(Supplied data Opens)
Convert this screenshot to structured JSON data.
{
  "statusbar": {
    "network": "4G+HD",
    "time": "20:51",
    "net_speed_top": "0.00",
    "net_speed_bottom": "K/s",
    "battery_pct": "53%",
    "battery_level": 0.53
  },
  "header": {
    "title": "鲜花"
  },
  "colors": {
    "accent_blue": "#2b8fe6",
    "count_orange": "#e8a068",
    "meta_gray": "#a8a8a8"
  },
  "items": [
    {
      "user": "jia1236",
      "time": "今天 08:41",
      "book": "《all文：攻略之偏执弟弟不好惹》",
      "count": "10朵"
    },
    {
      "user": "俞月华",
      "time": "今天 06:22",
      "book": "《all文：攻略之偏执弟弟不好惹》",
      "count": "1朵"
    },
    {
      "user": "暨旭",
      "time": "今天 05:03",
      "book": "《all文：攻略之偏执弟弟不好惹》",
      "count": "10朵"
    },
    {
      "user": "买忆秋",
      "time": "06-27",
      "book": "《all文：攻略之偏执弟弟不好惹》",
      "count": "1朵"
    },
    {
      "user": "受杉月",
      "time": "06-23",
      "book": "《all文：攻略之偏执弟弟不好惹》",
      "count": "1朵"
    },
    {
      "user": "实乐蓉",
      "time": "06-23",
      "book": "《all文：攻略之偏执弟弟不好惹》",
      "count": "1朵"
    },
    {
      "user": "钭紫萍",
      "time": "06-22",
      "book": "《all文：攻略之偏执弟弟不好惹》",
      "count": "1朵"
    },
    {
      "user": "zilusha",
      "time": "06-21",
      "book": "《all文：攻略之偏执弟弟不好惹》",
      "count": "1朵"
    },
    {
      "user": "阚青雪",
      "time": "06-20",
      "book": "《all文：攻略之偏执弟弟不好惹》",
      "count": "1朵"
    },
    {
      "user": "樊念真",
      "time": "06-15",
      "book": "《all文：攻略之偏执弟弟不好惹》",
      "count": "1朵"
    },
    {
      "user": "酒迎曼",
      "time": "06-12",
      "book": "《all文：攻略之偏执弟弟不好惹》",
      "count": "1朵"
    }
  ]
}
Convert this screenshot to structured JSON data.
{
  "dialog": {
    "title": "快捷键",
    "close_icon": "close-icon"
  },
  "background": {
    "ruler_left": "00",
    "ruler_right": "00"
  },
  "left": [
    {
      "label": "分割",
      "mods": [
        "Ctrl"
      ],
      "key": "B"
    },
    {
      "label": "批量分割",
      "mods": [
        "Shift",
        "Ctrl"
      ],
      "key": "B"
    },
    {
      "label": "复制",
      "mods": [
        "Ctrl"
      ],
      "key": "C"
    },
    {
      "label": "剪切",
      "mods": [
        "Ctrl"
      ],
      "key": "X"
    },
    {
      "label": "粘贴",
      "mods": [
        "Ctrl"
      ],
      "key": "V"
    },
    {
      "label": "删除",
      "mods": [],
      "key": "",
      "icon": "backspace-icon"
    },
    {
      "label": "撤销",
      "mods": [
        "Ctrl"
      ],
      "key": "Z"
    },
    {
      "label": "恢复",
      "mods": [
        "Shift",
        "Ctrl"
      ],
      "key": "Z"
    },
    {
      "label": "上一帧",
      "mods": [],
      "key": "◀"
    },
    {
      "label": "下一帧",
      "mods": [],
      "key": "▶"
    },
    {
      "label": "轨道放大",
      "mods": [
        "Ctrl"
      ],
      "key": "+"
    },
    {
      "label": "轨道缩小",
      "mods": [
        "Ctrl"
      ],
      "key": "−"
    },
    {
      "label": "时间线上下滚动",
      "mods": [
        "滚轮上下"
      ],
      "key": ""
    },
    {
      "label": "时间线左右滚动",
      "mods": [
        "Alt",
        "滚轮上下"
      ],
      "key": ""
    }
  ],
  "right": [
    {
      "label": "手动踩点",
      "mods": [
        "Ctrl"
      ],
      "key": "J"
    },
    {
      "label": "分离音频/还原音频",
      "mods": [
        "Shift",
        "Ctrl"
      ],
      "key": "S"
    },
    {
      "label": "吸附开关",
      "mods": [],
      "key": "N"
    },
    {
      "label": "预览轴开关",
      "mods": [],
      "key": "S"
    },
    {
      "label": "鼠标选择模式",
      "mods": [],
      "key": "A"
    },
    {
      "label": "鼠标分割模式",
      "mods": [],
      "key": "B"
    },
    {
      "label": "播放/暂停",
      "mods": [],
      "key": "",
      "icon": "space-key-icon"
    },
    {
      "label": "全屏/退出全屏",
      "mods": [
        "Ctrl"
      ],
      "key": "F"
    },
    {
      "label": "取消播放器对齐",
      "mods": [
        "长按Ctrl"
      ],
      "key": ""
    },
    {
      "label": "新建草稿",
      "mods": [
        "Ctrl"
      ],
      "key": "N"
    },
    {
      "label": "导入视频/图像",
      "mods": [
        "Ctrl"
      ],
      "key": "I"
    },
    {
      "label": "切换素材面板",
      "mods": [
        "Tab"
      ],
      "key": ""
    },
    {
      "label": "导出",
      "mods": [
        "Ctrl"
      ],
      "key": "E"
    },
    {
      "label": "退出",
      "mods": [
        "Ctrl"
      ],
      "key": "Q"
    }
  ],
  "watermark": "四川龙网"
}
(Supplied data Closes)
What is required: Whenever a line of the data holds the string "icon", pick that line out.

Solution for this exercise:
    "close_icon": "close-icon"
      "icon": "backspace-icon"
      "icon": "space-key-icon"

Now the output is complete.